Uncertainty over project funding
ROOKWOOD WEIR IN THE SPOTLIGHT AS 2018 STARTS WITH GROUND-BREAKING BUSINESS CASE REVEAL
Key considerations in the business case included; water demand, water pricing, funding and financing models, delivery and operating models, and costs, risks and benefits associated with the proposed infrastructure.
Last December, the Queensland Government’s Natural Resources Minister, Dr Anthony Lynham, foreshadowed that the figure of $260 million needed to build Rookwood Weir was outdated because it was based on a 10-year-old Environmental Impact Statement.
This proved to be true when Dr Lynham visited Rockhampton in early January to release the business case and revealed that the true cost of building Rookwood Weir was $352 million – $92 million more than the initial estimate.
He said the Rookwood Weir project was not viable if the Federal Government was unwilling to add more funds to its existing $130 million commitment.
“Without a fair contribution from Canberra, the price of the water will be too high for farmers and other potential users,” Dr Lynham said.
“Go back to your bosses in Canberra with this business case and bring more funds to the table.”
Minister for Northern Australia Matt Canavan indicated a strong willingness to progress the project as quickly as possible, citing his duty of care to Rockhampton and Gladstone, whose water supply was vulnerable after only one hypothetical missed wet season.
Senator Canavan said the easiest way forward would be for the Queensland Government to put forward a detailed application requiring an equal contribution from State and Federal governments.
“We want to get the price down to meet the market. They think through this business case that will require more money from us to do that,” he said.

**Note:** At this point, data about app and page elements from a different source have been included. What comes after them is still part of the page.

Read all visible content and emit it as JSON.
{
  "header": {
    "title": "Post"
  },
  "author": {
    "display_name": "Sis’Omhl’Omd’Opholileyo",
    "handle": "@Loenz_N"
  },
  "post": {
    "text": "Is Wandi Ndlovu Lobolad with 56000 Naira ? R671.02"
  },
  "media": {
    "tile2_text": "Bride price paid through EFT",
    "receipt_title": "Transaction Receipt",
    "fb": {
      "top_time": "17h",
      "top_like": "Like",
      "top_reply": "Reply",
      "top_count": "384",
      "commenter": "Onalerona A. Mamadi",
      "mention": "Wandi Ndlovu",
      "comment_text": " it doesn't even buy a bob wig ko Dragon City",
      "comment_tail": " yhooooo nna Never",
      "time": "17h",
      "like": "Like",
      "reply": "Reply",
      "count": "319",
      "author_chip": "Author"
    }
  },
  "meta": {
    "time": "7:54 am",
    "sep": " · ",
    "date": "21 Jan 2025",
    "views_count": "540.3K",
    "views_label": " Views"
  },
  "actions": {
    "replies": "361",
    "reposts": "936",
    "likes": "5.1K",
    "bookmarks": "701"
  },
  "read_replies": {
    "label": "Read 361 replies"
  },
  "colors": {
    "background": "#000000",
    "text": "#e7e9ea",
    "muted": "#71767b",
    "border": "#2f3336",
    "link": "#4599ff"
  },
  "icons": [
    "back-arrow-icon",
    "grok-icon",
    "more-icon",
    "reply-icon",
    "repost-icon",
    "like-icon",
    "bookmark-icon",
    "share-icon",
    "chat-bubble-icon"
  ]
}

“We’ve got more than $7 billion to spend on water infrastructure so of course we’ll consider any application from the Queensland Government.
“Let’s work it out, let’s just do it, I’m sick of all the to and fro.”
Senator Canavan has spoken with Nationals Leader Barnaby Joyce (Rookwood Weir falls under his responsibility) and he expressed a willingness to consider a 50:50 arrangement with the Queensland Government for the new price, which would work out at $176 million each.
“If they don’t want to put up their 50 per cent, then it’s a lot harder. We’ll have to go away and think about what we can do,” he said.
“We’re open for business on water, we’re open to their application if it’s 50:50 and we’ll do everything we can to secure the water supply for Central Queensland.”
An infrastructure-project-hungry CQ currently awaits an amended federal funding offer.
Once it comes, the region will sweat on whether the Queensland Government will match it.
PROJECT STALLED: Keppel MP Brittany Lauga, Minister for Natural Resources Dr Anthony Lynham and Rockhampton MP Barry O'Rourke released the business case for the Rookwood Weir project last month.
Rookwood Weir site.